==== Data
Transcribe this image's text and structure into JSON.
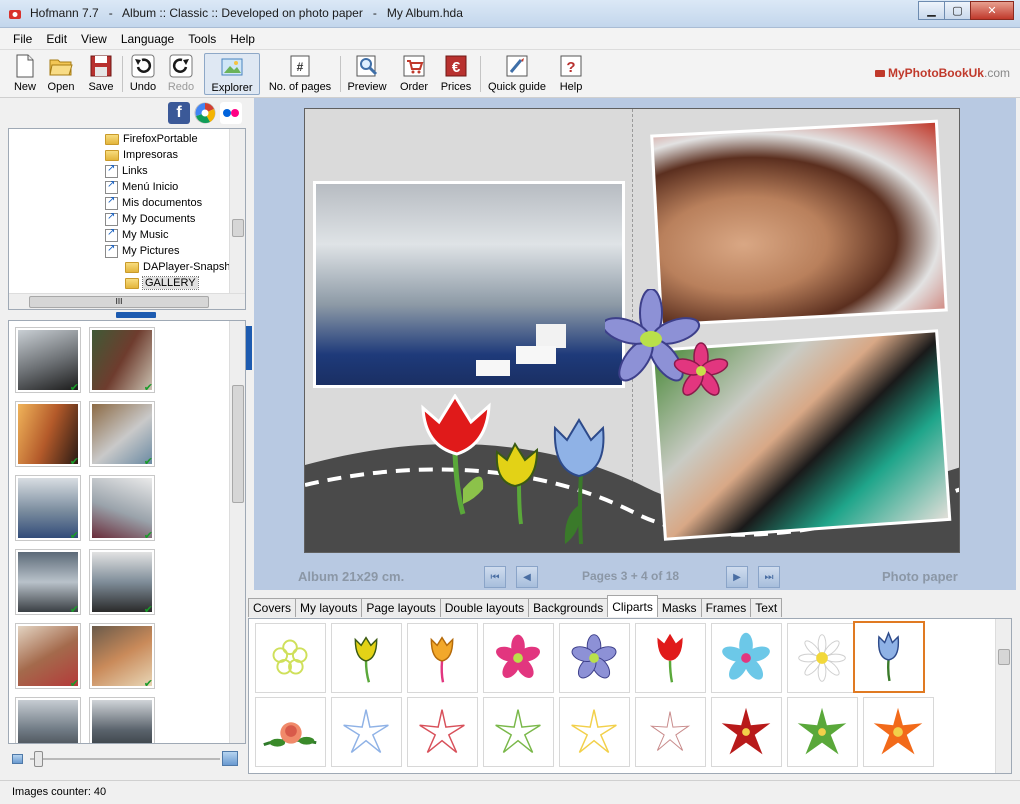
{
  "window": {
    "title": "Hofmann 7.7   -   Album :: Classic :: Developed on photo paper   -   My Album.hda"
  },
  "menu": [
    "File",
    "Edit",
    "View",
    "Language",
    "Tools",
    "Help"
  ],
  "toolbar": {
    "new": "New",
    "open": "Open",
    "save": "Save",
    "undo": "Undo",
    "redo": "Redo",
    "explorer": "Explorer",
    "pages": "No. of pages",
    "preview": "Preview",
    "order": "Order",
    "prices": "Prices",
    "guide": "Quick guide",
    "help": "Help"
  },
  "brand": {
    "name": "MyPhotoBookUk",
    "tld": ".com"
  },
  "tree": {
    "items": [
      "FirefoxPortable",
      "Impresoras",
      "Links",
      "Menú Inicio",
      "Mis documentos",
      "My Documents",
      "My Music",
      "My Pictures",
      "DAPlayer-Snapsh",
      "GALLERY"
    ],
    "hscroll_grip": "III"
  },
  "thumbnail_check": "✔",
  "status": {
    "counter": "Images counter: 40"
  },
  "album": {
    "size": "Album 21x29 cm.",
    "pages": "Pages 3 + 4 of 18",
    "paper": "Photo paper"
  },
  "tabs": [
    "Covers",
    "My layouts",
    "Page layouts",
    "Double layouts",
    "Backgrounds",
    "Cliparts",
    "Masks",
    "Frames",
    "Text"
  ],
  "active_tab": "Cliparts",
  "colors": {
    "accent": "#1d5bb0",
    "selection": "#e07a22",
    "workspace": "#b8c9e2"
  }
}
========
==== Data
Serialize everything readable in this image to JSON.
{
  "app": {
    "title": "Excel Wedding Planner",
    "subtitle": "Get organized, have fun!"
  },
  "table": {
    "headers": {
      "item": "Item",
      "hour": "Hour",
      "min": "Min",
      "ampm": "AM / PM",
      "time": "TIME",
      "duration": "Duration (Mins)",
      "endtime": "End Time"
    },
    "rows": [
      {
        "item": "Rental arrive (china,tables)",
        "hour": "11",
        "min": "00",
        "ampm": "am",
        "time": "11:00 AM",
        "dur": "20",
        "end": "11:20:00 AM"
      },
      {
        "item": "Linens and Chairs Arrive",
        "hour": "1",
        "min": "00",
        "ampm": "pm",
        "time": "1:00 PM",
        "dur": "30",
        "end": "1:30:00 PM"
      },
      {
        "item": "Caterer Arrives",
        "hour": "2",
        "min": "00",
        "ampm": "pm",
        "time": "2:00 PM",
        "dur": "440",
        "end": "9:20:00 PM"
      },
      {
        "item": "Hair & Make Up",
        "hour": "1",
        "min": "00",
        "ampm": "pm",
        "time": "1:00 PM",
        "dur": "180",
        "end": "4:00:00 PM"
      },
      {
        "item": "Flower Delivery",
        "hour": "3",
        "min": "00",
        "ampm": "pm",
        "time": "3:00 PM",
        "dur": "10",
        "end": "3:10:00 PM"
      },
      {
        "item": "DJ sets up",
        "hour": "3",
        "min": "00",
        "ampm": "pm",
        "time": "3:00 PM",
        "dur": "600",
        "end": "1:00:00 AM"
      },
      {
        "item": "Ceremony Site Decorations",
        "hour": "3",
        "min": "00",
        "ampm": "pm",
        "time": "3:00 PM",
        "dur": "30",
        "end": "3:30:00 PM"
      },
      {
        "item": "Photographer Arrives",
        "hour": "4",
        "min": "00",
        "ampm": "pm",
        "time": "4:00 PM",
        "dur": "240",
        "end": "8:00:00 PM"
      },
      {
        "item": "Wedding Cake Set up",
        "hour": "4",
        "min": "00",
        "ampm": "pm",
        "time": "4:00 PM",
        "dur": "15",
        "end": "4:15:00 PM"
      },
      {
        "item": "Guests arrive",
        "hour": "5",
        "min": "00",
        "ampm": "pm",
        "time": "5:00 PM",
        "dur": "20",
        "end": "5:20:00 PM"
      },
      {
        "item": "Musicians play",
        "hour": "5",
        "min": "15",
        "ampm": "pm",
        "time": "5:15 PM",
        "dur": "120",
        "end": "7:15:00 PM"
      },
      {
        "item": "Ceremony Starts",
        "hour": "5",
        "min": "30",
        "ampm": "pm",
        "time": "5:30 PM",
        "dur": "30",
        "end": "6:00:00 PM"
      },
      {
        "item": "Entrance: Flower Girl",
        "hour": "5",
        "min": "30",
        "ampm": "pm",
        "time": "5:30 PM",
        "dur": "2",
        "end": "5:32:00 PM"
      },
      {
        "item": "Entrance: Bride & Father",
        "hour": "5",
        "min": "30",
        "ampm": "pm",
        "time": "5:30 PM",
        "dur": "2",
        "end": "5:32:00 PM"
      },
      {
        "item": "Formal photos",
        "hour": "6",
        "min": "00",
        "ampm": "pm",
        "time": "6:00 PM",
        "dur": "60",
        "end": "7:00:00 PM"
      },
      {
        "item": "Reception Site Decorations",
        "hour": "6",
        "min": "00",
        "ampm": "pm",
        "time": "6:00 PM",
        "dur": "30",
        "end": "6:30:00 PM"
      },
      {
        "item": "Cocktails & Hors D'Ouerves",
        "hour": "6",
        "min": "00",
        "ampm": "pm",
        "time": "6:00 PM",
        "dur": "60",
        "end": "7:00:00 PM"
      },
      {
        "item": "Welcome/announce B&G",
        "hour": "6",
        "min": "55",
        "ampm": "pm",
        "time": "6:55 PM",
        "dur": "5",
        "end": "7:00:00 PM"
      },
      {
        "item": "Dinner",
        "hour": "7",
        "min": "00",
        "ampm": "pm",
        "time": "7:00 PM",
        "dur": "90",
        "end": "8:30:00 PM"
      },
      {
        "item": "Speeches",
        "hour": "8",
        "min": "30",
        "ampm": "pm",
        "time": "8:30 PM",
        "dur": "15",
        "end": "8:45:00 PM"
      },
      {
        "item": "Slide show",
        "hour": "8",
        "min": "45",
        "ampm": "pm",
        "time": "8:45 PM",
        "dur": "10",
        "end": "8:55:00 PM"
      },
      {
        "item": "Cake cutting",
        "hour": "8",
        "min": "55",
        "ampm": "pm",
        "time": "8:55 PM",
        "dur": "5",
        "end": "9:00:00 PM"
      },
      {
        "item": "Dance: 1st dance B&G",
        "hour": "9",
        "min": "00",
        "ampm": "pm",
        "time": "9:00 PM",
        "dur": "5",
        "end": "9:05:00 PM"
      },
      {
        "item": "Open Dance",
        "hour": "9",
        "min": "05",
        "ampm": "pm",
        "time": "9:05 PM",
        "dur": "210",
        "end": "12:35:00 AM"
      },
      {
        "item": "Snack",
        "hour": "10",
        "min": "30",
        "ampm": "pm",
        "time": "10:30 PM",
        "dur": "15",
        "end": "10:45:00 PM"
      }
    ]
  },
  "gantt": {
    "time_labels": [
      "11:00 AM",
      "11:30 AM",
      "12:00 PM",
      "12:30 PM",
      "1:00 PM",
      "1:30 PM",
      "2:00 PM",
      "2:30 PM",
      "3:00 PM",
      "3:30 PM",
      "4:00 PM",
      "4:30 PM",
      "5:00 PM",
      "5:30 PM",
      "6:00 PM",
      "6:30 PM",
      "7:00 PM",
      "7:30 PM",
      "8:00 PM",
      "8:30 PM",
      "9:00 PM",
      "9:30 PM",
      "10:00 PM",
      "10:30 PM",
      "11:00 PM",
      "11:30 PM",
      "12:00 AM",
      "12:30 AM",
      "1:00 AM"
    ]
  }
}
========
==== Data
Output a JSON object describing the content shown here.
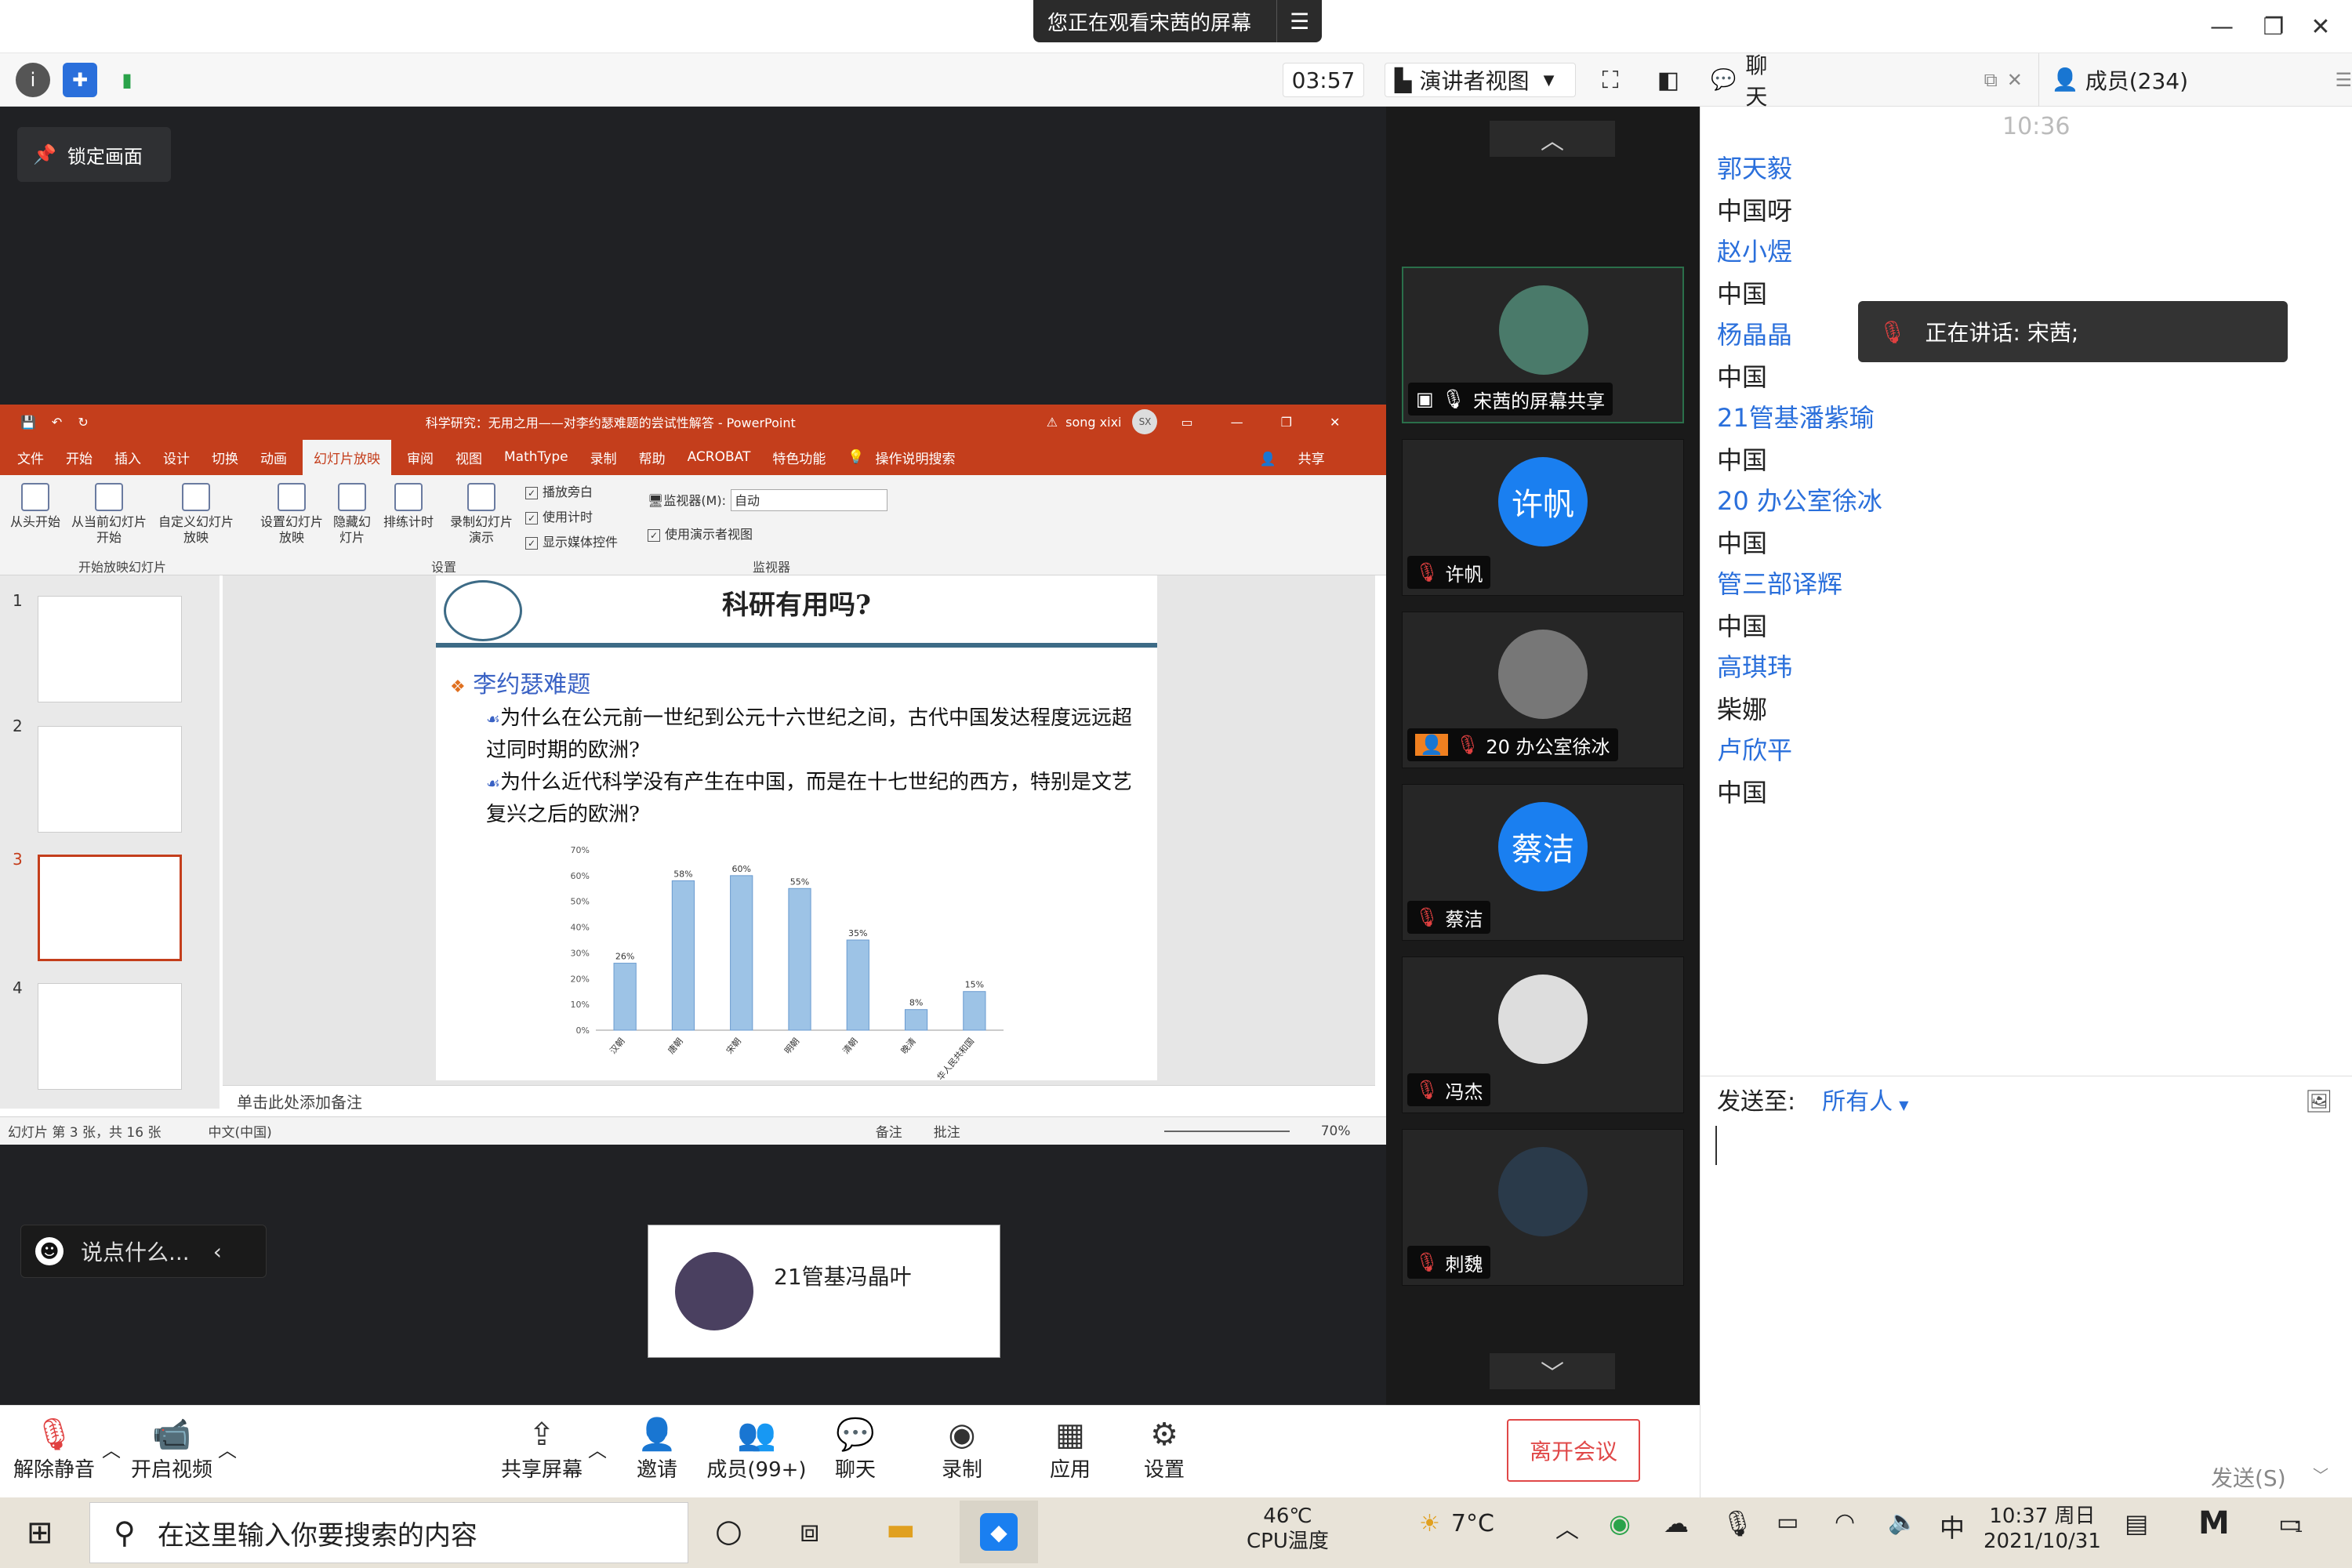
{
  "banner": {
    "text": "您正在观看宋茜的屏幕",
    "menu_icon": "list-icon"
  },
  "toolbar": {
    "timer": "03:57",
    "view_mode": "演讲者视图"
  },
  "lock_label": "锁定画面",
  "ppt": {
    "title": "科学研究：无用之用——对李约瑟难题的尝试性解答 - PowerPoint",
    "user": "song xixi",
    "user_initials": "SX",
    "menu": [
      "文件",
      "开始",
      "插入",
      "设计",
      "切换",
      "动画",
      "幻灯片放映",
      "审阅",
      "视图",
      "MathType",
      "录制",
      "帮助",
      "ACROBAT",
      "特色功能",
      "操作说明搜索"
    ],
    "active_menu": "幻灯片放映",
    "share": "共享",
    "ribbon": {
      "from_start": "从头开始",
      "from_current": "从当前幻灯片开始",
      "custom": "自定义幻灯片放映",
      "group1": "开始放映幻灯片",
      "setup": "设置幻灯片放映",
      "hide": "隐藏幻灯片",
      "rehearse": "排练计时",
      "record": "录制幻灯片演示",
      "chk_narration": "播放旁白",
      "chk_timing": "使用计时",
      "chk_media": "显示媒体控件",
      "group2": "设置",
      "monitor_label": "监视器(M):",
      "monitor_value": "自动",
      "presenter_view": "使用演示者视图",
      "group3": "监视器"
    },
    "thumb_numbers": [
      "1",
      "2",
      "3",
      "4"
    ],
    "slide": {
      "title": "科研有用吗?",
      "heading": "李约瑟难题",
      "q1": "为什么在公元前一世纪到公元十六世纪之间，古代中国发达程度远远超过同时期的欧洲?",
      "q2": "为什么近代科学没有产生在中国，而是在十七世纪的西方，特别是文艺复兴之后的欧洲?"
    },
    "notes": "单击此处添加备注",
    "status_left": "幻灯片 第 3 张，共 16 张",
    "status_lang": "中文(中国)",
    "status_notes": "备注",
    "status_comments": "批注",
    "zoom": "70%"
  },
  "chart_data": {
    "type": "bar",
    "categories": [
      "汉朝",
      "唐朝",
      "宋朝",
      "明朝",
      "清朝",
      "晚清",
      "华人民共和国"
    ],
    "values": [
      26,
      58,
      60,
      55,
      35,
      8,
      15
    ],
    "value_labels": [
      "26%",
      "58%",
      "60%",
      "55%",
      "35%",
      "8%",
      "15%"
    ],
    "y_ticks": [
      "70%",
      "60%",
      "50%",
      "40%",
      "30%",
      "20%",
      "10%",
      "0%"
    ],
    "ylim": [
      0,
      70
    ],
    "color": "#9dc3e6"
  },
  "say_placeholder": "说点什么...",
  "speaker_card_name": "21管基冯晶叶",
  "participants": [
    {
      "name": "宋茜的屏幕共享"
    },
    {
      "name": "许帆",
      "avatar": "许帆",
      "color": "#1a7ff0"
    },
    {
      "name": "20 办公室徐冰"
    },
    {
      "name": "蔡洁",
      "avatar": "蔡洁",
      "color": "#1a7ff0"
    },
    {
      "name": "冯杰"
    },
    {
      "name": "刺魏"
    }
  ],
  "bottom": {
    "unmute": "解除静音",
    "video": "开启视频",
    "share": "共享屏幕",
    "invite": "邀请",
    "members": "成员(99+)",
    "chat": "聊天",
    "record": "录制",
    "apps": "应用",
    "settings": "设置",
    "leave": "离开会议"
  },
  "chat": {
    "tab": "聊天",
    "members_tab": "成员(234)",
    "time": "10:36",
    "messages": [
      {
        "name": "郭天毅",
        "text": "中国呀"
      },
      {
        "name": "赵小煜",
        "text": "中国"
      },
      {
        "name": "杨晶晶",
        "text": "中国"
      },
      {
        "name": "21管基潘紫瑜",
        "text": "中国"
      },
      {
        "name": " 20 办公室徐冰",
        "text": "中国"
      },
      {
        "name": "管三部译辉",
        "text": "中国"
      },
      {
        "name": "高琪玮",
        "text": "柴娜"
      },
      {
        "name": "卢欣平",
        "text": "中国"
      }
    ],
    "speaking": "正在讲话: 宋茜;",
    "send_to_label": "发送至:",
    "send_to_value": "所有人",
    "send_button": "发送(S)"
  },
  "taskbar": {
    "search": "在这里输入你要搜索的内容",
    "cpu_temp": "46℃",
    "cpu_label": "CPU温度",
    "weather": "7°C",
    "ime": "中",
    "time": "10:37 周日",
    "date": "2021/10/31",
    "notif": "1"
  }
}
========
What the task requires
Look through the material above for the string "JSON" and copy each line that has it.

Solution for this exercise
Transcribe this image's text and structure into JSON.
Serialize everything readable in this image to JSON.
Output a JSON object describing the content shown here.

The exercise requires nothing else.